Step 7: Be Prepared to Walk Away
If you can’t agree on a price that is right for both buyer and seller, it is absolutely fine to walk away. Until you have paid a deposit, you are under no obligation to buy (just as the seller is under no obligation to sell). So, if the numbers don’t add up in your favour, you can simply thank the seller for his or her time and continue your search elsewhere.
There’s no harm at this stage in leaving your contact details in case the seller changes their mind and agrees to a better price. In some cases, sellers cave when they realise the potential buyer really might be about to search elsewhere, meaning that walking away sometimes represents an effective tool in the haggling process, rather than the end of it.
Frequently Asked Questions
Are CarGurus prices negotiable?
CarGurus does not sell cars directly to consumers, but instead is a platform for consumers to find used cars that dealers are advertising for sale. That means any negotiation over a car deal needs to happen with the dealer, rather than with CarGurus. To help this process, CarGurus has deal ratings to help you understand whether the price being asked for a car is fair relative to similar models currently being offered for sale.
How do I research the fair market value of a car?
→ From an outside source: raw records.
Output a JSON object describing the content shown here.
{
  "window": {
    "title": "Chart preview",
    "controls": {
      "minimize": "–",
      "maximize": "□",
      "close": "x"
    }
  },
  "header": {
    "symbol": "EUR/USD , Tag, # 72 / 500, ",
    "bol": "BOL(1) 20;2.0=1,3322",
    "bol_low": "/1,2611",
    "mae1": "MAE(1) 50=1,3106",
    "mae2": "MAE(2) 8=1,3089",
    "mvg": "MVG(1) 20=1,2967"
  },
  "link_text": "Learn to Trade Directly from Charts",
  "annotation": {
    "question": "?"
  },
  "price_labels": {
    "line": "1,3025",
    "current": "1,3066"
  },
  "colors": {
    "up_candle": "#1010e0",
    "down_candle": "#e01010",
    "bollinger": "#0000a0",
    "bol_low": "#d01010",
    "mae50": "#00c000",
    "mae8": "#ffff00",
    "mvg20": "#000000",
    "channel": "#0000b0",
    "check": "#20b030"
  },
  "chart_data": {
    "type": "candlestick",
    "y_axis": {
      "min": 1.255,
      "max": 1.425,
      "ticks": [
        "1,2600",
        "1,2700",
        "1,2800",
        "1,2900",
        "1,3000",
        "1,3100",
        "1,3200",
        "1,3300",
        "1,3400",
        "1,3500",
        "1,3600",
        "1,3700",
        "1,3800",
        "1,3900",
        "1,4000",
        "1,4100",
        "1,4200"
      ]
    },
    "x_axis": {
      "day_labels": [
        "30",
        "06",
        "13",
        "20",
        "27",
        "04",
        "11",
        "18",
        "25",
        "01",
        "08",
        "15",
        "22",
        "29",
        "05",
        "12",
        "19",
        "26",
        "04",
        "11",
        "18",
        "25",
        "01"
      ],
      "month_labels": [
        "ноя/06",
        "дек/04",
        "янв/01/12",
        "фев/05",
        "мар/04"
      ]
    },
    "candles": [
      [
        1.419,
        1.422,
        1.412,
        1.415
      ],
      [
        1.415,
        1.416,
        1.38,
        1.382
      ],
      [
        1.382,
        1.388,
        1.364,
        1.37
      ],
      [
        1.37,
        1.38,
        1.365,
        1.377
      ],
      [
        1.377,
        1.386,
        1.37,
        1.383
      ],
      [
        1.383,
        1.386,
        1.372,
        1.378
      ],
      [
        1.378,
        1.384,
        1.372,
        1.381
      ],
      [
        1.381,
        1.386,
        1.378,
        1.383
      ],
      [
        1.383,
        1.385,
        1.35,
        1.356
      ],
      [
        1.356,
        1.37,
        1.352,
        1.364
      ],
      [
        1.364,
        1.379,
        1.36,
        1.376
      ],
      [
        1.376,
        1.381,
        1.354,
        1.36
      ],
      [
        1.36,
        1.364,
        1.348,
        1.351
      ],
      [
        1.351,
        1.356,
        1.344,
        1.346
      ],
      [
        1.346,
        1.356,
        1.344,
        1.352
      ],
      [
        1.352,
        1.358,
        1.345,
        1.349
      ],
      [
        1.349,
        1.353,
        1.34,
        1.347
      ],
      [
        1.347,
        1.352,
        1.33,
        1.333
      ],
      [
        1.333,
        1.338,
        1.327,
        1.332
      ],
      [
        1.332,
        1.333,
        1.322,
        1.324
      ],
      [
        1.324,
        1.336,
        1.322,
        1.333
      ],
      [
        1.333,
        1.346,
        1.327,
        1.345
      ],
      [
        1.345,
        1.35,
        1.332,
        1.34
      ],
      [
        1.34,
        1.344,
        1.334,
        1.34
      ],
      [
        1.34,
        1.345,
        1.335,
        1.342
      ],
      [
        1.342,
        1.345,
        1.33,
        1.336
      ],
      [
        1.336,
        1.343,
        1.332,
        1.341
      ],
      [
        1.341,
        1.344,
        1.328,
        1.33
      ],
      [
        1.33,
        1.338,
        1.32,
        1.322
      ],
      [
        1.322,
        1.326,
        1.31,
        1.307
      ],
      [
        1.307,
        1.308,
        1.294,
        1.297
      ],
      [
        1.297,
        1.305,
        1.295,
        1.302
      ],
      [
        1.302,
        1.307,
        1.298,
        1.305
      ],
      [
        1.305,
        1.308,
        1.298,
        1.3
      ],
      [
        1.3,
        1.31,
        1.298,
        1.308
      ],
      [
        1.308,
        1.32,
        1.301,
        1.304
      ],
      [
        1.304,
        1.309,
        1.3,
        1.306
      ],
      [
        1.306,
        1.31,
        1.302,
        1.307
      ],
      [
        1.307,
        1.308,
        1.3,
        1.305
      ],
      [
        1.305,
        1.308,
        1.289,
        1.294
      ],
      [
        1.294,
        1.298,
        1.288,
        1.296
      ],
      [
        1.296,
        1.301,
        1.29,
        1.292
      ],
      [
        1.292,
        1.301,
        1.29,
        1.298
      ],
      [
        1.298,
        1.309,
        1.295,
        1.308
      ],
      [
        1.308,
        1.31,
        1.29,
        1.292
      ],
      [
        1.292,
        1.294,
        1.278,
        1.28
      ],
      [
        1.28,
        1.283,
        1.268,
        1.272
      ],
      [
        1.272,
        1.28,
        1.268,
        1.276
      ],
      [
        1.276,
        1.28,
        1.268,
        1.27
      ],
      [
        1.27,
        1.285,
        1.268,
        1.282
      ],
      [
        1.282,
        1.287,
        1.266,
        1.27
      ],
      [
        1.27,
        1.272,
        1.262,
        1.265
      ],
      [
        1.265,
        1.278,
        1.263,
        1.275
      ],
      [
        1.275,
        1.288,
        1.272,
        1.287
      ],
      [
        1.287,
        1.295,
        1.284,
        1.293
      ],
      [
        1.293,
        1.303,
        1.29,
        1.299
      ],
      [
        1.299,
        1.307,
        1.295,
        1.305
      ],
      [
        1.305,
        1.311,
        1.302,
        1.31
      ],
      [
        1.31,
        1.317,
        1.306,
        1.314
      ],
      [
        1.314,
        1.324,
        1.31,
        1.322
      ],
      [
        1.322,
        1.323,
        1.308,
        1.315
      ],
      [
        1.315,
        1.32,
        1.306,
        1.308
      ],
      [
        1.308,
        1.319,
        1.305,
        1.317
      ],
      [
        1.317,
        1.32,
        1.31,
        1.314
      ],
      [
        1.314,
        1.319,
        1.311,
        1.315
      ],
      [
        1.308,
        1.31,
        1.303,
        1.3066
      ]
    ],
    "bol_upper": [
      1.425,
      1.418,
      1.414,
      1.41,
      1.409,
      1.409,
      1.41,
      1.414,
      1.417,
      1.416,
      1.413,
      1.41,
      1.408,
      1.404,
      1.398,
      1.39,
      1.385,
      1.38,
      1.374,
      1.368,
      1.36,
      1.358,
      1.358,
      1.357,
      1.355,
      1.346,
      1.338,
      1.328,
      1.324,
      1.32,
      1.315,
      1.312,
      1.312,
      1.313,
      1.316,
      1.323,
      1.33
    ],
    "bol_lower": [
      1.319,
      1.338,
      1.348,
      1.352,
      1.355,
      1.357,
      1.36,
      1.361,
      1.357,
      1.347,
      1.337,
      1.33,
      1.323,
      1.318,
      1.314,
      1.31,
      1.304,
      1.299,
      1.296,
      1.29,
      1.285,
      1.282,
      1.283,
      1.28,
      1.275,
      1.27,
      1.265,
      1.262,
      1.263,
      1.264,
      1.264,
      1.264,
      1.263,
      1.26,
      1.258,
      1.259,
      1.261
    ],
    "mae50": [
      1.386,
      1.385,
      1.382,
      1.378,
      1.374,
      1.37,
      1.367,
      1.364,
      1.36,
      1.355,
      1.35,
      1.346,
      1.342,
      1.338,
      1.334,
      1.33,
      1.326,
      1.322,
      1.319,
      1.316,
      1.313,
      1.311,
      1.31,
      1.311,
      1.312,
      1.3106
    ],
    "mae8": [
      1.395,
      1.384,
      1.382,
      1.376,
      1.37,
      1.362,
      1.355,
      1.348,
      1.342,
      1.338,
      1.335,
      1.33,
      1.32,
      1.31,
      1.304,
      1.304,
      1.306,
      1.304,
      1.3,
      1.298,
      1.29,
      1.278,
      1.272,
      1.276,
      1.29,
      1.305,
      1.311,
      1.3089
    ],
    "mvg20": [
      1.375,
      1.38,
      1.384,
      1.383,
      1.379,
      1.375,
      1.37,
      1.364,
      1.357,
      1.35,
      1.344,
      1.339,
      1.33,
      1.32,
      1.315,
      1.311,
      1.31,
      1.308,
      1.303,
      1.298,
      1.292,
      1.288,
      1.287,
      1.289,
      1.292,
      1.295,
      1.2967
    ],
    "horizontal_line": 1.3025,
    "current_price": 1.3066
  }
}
Using the CarGurus Instant Market Value tool is a great way to research the fair market value of a car. This proprietary technology analyses millions of car prices daily, and provides consumers with estimates of what a given car is worth on the forecourt, or as a part exchange.
Can I negotiate financing terms for a car?
You can negotiate financing terms for a car in much the same way as you’d negotiate the price for an outright purchase. Before talking about the finance part of the deal, it’s a good idea to first agree with the salesperson the price you’d be willing to pay if buying the car outright. Next, work through the various elements of a finance deal that might be up for negotiation such as the deposit, interest rate or length of the term. Once you’ve finished this, be sure to check that the overall cost of the deal is still broadly aligned with the price you originally agreed you were willing to pay for the car.
What are some common tactics used by car dealerships during negotiations?
In addition to thinking about your own haggling techniques, it can be helpful to be aware of tactics a car dealer or private seller might use when a buyer asks for a lower price. The first and most obvious is to price their car at a higher level than they expect to sell it for, thereby allowing room for haggling. A seller might also offer a lower trade-in price for your car than it’s really worth, or add in fees or charges (including a higher interest rate where finance deals are involved) that aren’t immediately clear.